Issue attention cycles follow attention – which fluctuates because critical events/focussing events/triggering events are usually infrequent and unpredictable, cannot be easily exploited and after a time lose their impact (dog bites man is not a news story). And journalists get tired of writing the same stories, readers of reading them. So when a new shiny issue comes along…
But the issue is now on the agendas of three key groups
a) civil society – social movement organisations and scientists, and maybe some hacks
b) corporations, an industry and their allies, who keep a watching brief

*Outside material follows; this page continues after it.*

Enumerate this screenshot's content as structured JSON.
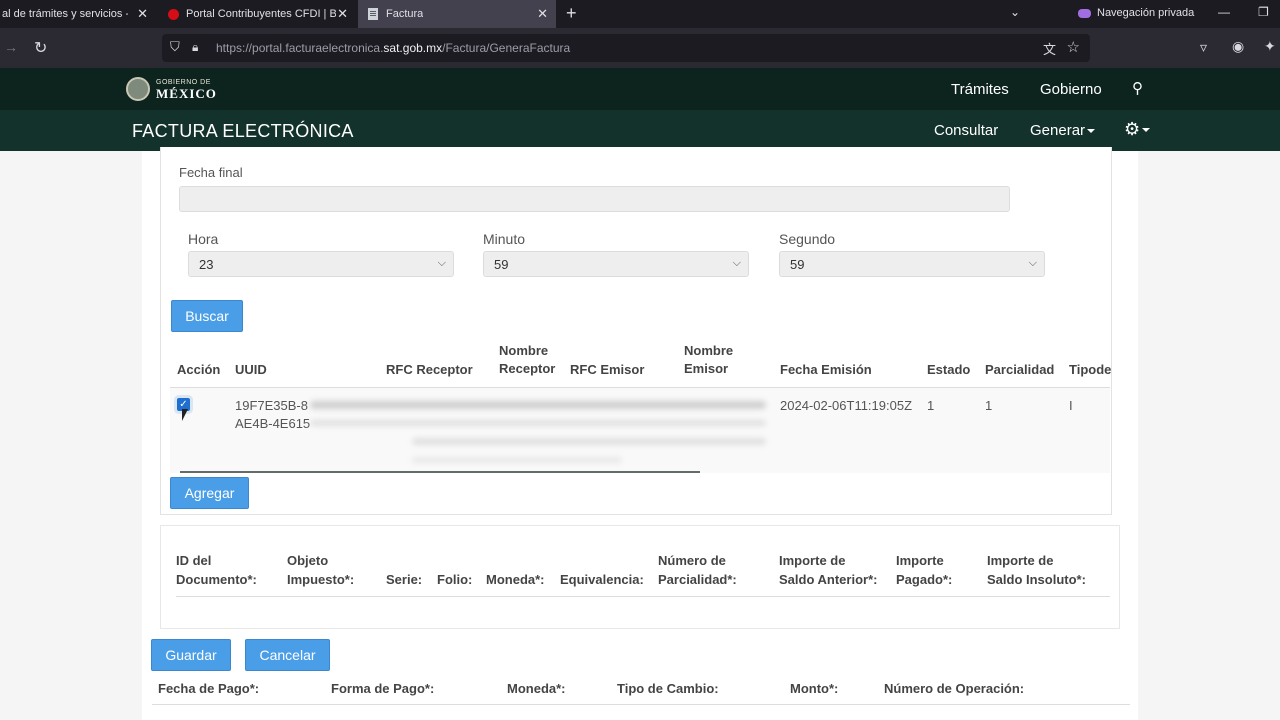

c) the state – the bureaucracy and the politicians. The latter need to be seen to be responsive, and the latter will want an ongoing policy process as a fig-leaf in case the issue blows up in their face again. They can’t afford to have been seen to be doing nothing…
So the issue has its own, slower, dynamic. As Flanagan and Uyarra, (2016: 182) point out – “Policy dynamics will interact with other relevant dynamics – electoral, budget and planning cycles, economic cycles, organisational life cycles – each with their own logic and imperatives”

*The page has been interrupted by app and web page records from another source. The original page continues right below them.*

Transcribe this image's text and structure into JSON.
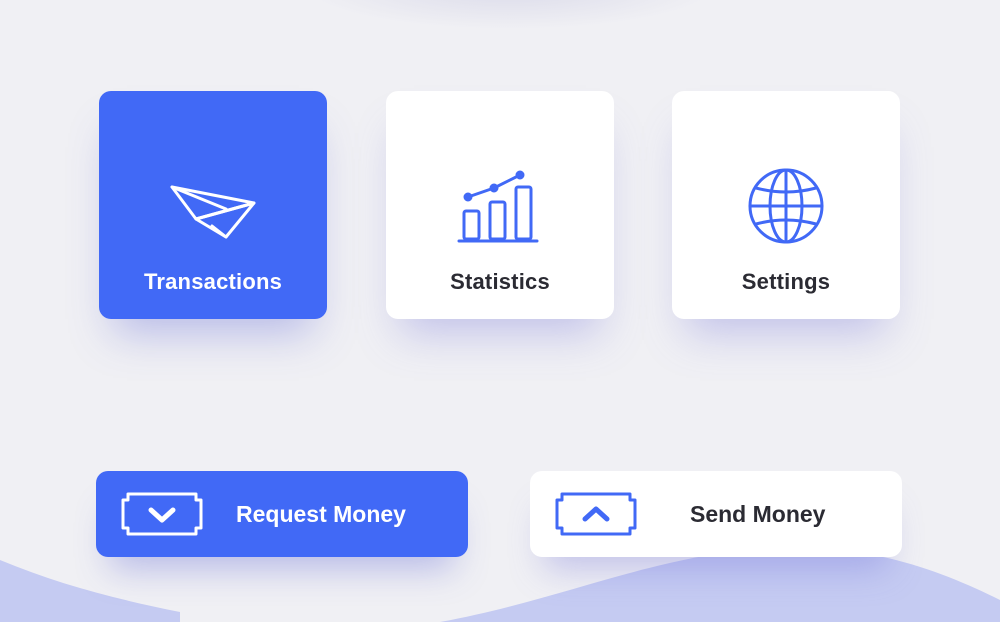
{
  "colors": {
    "accent": "#4169f6",
    "background": "#f0f0f4",
    "card": "#ffffff",
    "text_dark": "#2b2b33",
    "wave": "#c5cbf2"
  },
  "menu": {
    "items": [
      {
        "label": "Transactions",
        "icon": "paper-plane-icon",
        "active": true
      },
      {
        "label": "Statistics",
        "icon": "bar-chart-icon",
        "active": false
      },
      {
        "label": "Settings",
        "icon": "globe-icon",
        "active": false
      }
    ]
  },
  "actions": {
    "request": {
      "label": "Request Money",
      "icon": "money-bill-down-icon"
    },
    "send": {
      "label": "Send Money",
      "icon": "money-bill-up-icon"
    }
  }
}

It will bimble along, as advocacy coalitions slowly form, policy-subsystems get owned, problem, politics and policy streams trickle each on their merry way.
There will be flare-ups – issue entrepreneurs get lucky, smart or both. New disasters happen, followed by marches or petitions. Reports that were commissioned do indeed get written, and not ALL of them can be released at 5pm on a Friday afternoon just before Christmas….
Politicians are sometimes forced by coalition partners in knife-edge minority governments to NOT keep punting an issue into the long grass.
Meanwhile, corporations are thinking about which stakeholders to use as human shields, and perhaps even cleaning up their act, if that is the smarter and cheaper thing to do. And don’t be forgetting – corporations and industries always have a LOT on their plates – As Clark et al (2015: 5) put it. “Issue life cycle literature addresses two important aspects of how issues are managed : the cumulative effects of a single issue over time and the cumulative effect of multiple issues affecting the same firm over time.”
In all this, remember, the existence of a policy process enables politicians etc to say that matters are indeed ‘in hand’ and that there’s “nothing to see here”.
Some issues just fade away – “solved” unintentionally by technological, demographic or social changes. Others flare up occasionally a bit like herpes. Others become chronic, and slowly fatal. Like drug-resistant tuberculosis; Well, HELLO climate change.
comments? Please email me at marcmywords at gmail.com
Clark, C. Bryant, A. and Griffin, J. 2015. Firm Engagement and Social Issue Salience, Consensus and Contestation. Business & Society, doi:10.1177/0007650315613966
Flanagan, K., & Uyarra, E. 2016. Four dangers in innovation policy studies â€“ and how to avoid them. Industry and Innovation. DOI:10.1080/13662716.2016.1146126. Publication link: 31cea8d3-1f0b-4027-ac0a-bec6587267ab